D.W. Griffith’s 1916 masterpiece, Intolerance, is a marvel of nonlinear narrative, innovative film editing, eye-popping sets and great acting. In a star-making role, Constance Talmadge (1897-1973) has the distinction of playing film’s first “feminist heroine,” although this modern concept would have been foreign to her. Talmadge plays a protagonist as tough and as non-dependent on a man as Sigourney Weaver in Aliens, Jodie Foster in The Silence of the Lambs, or any other heroine you can name.
Talmadge portrays the Mountain Girl in the Babylonian arc of Intolerance. She’s wonderful as the saucy girl who comes down from the hills and is enthralled by the excitement of the city. Dressed in a pelt, she watches a parade when the Rhapsode, an agent of the High Priest of Bel, makes romantic overtures toward her. She looks bored and scorns his advances, preferring instead to watch the parade. He kisses her lightly on the neck. She rebuffs him and causes a commotion.
The Mountain Girl’s brother drags her to court, after some struggle and resistance, and tells the court “she is incorrigible.” He describes how he must protect himself from her physical aggression. She is beckoned forward by the judge, but soon engages in a clawing, scratching fight until a judgment is pronounced and ordered: she is to be sent to the marriage market to get a good husband. On the marriage block, Talmadge is hilarious as she blithely eats onions and kicks at the men who come closer to inspect her. But then, Prince Belshazzar passes by and takes pity on the Mountain Girl. He hands her a clay tablet that states she is free to marry or not marry as she chooses. She swears her eternal allegiance to him. Later, she overhears the Rhapsode in a plot (with the High Priest) to side with Cyrus of Persia against Belshazzar.
As the he city is attacked, the Mountain Girl dons a soldier’s armor and joins the battle with her bow and arrows. As a woman warrior she exults in killing the enemy and joins in the revels to celebrate the victory of Cyrus. Again she meets the Rhapsode, now drunk, and flirts with him to get the password that will allow men through the city gates. Still in her military garb, she grabs a chariot (after shoving out the male driver) and follows the High Priest out of the city towards the enemy camp. At the camp she learns of a second planned attack and races back to the city to warn Belshazzar.
As she tries to move through the city, drunken revelers still celebrating their victory block her path. When she finally reaches the prince, it is too late; the invaders have already stormed the gates. The Mountain Girl valiantly tries to protect the prince but is fatally struck by an arrow. Still she manages to crawl toward the throne of the dead prince. She dies at the base.

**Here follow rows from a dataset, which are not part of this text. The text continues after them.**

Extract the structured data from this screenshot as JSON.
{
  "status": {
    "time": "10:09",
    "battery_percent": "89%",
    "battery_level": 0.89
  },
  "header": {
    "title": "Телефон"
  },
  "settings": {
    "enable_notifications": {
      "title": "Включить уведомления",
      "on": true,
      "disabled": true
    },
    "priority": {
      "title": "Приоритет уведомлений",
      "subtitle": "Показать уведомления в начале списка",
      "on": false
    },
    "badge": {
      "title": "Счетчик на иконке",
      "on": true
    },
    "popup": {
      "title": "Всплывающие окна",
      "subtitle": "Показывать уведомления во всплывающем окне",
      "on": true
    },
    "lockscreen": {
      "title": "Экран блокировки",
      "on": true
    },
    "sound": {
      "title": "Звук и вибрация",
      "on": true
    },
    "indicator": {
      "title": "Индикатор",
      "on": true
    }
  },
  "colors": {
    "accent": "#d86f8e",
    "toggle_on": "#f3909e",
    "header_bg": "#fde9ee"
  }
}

In a film filled with superb visual imagery, the final closing-iris shot of the dying Mountain Girl is unforgettable. Talmadge’s performance is amazing, running the gamut from broad comedy to action (that’s her driving that chariot) and finally to tragedy. Watching this great film today, the viewer is sure to be startled by the modernity of the Mountain Girl. She thinks for herself, makes her own decisions, is heroic on an epic scale and dies a noble death.

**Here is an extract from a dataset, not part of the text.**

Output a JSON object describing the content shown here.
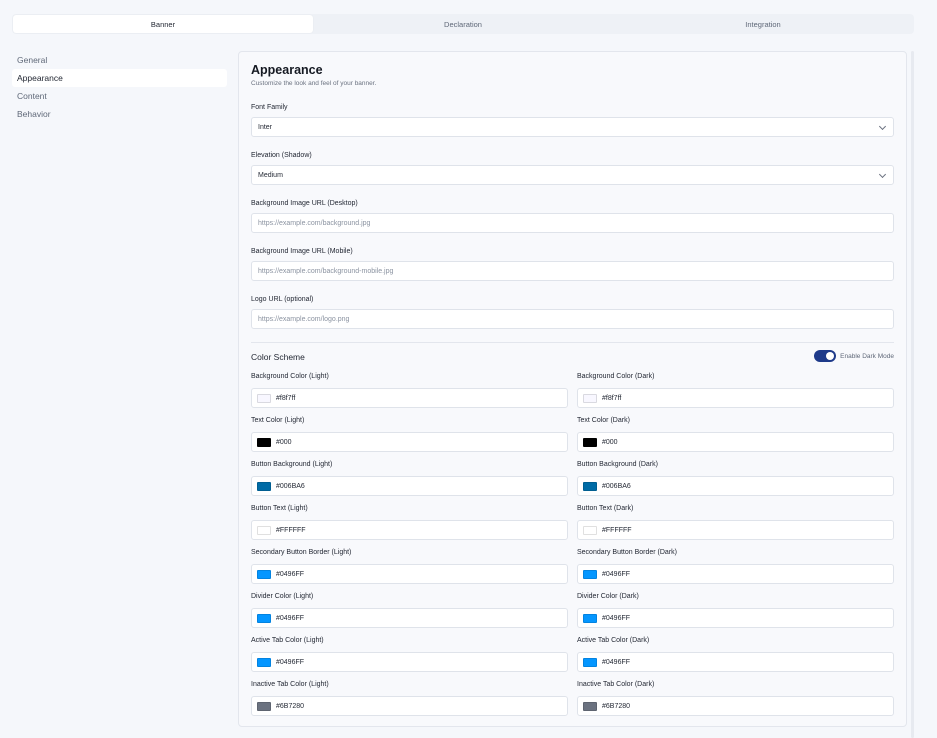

The film made the teenaged (her birth date is debatable) Constance Talmadge a star, and she reigned throughout the silent era as a major box-office draw, usually in comedies (her sister Norma was the drama queen). In 1916 Talmadge co-starred with Douglas Fairbanks in The Matrimaniac. Among her few surviving films are The Primitive Lover (1922) with Harrison Ford and The Duchess of Buffalo (1927) with the Italian star, Tullio Carminati, after which Talmadge made only three more films. She retired after the release of Venus (1929), a silent film she made in France after the “sound revolution” had swept Hollywood.

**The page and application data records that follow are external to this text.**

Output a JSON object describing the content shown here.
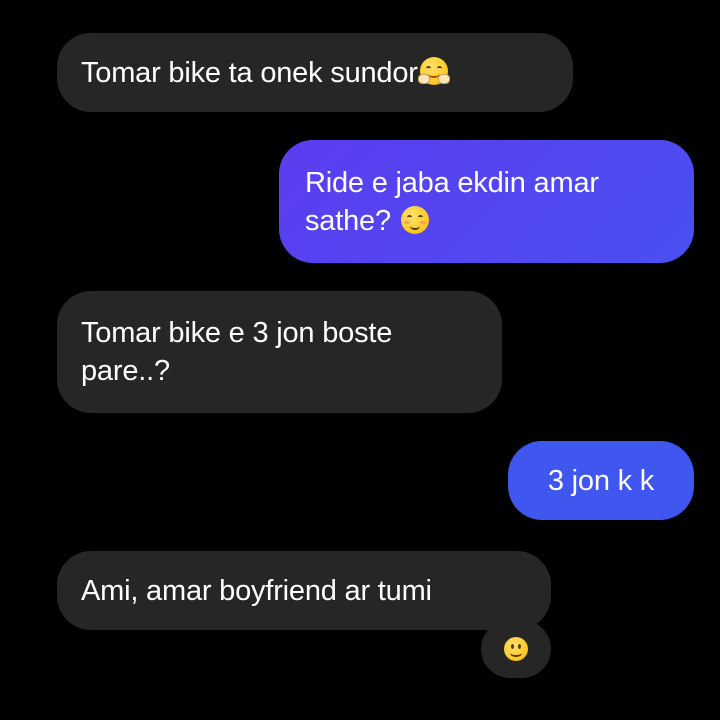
{
  "conversation": {
    "messages": [
      {
        "direction": "incoming",
        "text": "Tomar bike ta onek sundor",
        "emoji": "hugging-face-emoji"
      },
      {
        "direction": "outgoing",
        "text": "Ride e jaba ekdin amar\nsathe? ",
        "emoji": "relieved-face-emoji"
      },
      {
        "direction": "incoming",
        "text": "Tomar bike e 3 jon boste\npare..?",
        "emoji": ""
      },
      {
        "direction": "outgoing",
        "text": "3 jon k k",
        "emoji": ""
      },
      {
        "direction": "incoming",
        "text": "Ami, amar boyfriend ar tumi",
        "emoji": ""
      },
      {
        "direction": "incoming",
        "text": "",
        "emoji": "slightly-smiling-face-emoji"
      }
    ]
  },
  "colors": {
    "background": "#000000",
    "incoming_bubble": "#262626",
    "outgoing_bubble_primary": "#5b3df0",
    "outgoing_bubble_secondary": "#3f57ee",
    "text": "#ffffff"
  }
}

Constance Talmadge is one of the very few silent stars that never attempted a talking picture. Indeed, she once chided Norma (after 2 failed talkie attempts), “Quit pressing your luck, baby. The critics can’t knock those trust funds Mama set up for us.”
While Constance Talmadge (known as “Dutch” to her friends) has faded from most filmgoers’ memories, to the true film buff she remains a magical and elusive star of the silent era. Although only a handful of her films remain, (sister Norma hasn’t fared much better with surviving films) we have a few of her 20’s features by which to judge her appeal. And aside from her comedies, we have the magnificent Intolerance in which Talmadge created a strong and intelligent character who still captivates through her vivid display of wit, talent, and just plain guts.
Oddly, the Talmadge sisters’ lasting legacy may be real estate. Talmadge Street in Hollywood is named for them, and the Talmadge District of San Diego, named after the three Talmadge sisters. The neighborhood is situated near San Diego State University and set off by the recently restored Talmadge Gates. Talmadge was established in 1925 by real estate developers and funded substantially by the sisters and Joseph Schenck, who was then President of United Artists and husband of Norma. On January 3, 1926, the sisters hosted a dedication ceremony, which Buster Keaton (married to Natalie) attended.